to seek a theoretical exp
distance from the center equal to 90% of the
visible radius, the temperature is above 600,
000K. However, the Sun is encased in a layer a
few hundred kilometers thick which is
sufficiently dense to act like a blackbody, and
which has a temperature of abou
of some particular kind of measuring apparatus.
A more meaningful quantity can be derived
from the cumulative flux spectrum, value at a
given point in the spectrum is the same
regardless of whether we use wavenumber,
wavelength, log or any other coordinat
pose a considerable challenge. Compositional
effects on Earth at its present temperature are
slight, but for atmospheres in which the
condensible is nondilute, these effects become
more and more important. With regard to the
modelling of convection, this
as the orbital distance is large compared to the
stellar radius. From the displacement law, it
follows that the planet loses energy through
emission at a distinctly lower wavenumber than

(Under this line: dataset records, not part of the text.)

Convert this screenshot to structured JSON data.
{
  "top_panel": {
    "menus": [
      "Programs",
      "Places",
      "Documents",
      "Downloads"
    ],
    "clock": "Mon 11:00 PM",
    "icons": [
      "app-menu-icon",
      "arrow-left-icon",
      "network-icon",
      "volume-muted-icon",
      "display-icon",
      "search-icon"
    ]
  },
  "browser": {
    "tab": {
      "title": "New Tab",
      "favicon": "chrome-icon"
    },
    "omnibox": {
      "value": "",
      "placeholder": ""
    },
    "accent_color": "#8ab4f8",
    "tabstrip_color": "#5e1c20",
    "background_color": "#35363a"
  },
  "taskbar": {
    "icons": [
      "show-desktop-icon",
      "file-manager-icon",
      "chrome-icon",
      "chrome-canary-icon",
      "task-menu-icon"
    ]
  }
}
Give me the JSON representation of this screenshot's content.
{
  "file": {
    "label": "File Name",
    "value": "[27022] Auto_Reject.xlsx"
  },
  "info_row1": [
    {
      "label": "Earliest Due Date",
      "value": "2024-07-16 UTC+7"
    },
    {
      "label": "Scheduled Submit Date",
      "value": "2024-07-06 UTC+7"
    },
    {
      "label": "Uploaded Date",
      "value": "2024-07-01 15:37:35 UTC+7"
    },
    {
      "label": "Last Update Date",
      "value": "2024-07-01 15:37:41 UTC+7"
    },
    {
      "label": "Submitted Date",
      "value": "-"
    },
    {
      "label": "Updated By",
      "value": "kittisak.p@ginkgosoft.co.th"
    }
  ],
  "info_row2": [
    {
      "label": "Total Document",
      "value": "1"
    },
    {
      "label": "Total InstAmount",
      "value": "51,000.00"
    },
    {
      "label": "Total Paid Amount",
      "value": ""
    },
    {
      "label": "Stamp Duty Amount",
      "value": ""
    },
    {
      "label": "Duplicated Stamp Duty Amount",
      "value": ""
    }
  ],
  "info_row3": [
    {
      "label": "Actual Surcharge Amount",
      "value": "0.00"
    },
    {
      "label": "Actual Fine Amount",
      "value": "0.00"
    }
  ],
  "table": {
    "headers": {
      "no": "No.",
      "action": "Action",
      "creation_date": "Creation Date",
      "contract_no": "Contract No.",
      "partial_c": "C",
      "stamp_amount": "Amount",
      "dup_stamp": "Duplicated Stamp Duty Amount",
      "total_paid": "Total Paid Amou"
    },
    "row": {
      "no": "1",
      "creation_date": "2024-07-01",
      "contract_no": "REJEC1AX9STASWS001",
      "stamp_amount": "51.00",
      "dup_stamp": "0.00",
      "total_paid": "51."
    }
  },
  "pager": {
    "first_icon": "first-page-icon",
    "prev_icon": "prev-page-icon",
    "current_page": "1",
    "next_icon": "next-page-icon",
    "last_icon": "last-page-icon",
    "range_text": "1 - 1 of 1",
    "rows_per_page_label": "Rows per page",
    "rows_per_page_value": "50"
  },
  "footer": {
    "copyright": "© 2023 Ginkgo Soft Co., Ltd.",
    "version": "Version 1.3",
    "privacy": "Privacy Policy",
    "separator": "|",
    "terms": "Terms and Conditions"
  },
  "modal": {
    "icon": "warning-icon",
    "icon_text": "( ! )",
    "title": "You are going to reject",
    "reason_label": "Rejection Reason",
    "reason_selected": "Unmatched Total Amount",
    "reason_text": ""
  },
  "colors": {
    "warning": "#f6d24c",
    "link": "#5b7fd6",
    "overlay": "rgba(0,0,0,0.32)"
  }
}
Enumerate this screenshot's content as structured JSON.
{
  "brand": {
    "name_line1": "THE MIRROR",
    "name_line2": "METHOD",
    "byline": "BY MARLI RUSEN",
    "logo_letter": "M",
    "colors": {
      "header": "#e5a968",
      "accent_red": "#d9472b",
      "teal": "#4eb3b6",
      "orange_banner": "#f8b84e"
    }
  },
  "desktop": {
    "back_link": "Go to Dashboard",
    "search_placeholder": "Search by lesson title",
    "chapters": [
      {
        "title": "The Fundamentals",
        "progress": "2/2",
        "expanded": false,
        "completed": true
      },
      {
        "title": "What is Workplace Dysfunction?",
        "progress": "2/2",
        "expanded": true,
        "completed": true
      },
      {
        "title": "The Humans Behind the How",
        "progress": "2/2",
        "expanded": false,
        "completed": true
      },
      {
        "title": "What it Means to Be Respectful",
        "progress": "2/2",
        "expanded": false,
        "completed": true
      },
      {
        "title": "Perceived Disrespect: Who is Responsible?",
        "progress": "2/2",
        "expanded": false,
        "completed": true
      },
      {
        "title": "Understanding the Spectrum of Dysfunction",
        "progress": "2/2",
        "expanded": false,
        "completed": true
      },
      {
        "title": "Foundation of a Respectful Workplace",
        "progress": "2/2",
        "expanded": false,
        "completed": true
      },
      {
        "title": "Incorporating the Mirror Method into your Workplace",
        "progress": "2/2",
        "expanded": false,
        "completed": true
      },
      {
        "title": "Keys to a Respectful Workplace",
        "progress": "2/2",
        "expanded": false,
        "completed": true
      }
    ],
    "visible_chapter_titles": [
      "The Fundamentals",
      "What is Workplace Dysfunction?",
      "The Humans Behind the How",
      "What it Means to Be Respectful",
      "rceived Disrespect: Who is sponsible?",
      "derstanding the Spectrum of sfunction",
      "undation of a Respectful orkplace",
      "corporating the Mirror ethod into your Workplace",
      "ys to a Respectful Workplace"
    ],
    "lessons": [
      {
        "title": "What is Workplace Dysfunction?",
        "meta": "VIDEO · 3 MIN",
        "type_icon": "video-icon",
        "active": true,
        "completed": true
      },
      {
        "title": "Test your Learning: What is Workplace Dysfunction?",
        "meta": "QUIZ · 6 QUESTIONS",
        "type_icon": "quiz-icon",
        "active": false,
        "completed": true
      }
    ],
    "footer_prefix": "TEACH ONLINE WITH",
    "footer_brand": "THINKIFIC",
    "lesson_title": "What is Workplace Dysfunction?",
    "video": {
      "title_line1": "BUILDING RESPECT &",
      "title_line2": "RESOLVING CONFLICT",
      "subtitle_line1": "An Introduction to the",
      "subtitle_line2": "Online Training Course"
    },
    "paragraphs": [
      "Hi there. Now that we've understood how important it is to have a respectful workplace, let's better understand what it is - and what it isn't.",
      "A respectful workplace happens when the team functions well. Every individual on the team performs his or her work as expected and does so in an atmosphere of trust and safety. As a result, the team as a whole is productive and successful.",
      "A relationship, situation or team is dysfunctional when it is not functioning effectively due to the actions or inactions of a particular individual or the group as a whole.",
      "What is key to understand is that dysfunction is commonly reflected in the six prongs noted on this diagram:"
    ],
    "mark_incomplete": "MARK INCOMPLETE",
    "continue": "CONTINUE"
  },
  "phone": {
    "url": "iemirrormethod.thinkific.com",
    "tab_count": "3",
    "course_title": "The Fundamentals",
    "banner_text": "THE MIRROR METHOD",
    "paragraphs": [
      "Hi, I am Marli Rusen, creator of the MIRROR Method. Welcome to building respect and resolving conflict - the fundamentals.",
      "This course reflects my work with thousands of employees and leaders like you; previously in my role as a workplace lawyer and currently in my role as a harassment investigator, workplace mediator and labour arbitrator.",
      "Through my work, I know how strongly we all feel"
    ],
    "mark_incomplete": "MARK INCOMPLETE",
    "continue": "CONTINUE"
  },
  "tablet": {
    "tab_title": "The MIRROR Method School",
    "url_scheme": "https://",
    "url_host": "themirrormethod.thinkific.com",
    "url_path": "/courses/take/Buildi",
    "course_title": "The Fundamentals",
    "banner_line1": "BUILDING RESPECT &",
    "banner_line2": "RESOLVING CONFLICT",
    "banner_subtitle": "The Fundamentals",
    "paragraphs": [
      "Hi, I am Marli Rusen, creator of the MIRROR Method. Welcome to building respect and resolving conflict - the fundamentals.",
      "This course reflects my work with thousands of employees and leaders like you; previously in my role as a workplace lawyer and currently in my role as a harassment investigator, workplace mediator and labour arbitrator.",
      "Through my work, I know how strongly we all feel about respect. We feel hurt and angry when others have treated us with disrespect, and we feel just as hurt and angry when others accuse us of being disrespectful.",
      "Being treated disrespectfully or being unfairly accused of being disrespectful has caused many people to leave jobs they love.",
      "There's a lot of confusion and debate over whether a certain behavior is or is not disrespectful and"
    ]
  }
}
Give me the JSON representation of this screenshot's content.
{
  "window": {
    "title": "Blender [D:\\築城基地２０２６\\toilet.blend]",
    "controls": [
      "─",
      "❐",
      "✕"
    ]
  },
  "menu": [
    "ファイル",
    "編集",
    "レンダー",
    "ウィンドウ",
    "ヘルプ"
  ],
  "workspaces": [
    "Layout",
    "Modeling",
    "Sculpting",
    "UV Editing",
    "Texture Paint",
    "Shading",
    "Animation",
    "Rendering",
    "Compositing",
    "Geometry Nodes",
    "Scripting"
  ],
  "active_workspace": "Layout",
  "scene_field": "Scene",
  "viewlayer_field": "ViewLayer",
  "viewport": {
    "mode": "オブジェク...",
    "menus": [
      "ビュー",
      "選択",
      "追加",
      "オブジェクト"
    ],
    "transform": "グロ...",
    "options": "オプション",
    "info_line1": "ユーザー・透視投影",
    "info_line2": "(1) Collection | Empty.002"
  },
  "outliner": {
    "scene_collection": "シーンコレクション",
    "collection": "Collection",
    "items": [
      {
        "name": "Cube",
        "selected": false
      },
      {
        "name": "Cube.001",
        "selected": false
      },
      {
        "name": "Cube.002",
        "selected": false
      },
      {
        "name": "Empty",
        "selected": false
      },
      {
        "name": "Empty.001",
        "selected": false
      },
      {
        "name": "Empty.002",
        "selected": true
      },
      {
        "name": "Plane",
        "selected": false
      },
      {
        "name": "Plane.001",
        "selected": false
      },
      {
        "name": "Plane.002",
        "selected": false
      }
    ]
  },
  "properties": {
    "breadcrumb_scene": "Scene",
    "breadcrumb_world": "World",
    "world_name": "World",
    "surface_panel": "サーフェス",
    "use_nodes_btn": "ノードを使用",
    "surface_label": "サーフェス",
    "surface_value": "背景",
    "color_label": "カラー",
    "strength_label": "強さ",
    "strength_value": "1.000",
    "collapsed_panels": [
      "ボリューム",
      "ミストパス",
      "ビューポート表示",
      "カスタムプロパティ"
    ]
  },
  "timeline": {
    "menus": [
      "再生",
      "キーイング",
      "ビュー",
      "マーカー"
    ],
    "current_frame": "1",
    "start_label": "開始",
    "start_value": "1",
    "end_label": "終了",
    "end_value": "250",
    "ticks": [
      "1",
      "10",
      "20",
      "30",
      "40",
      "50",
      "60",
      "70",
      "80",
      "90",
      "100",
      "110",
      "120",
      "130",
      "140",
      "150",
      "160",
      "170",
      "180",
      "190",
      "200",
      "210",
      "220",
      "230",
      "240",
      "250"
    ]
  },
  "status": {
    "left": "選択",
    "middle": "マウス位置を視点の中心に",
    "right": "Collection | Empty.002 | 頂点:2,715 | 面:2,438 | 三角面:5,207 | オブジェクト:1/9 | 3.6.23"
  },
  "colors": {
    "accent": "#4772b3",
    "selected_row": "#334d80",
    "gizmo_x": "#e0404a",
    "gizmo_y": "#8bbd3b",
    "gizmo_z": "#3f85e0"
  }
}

that at which it receives energy from its star.
This situation is il
100 1000 104 105 200 220 240 260 280 300 320
Saturation Vapor Pressure for Water Vapor
pressure over liquid Vapor pressure over ice
Vapor pressure (Pa) T Ice Liquid Vapor Figure
2.5: Saturation vapor pressure for water, based
on the constant-L form of the
density just gives the point at which the
cumulative emission function has its maximum
slope. This depends on the coordinate used,
unlike the point of median emission. Figure 3.1
shows the the portion of the spectrum in which
blackbodies with various temp
enclosing area dA (from one chosen side to the
other), placed in the interior of an ideal
blackbody; an equal amount passes through the
hoop in the opposite sense. The way the
angular distribution of the radiation is
described by the Planck function can b
objects. Blackbody radiation is a prime example
of this. Once the quantum assumption was
introduced, Planck was able to compute the
irradiance (flux spectrum) of blackbody
radiation with temperature T using standard
thermodynamic methods. The answer is B(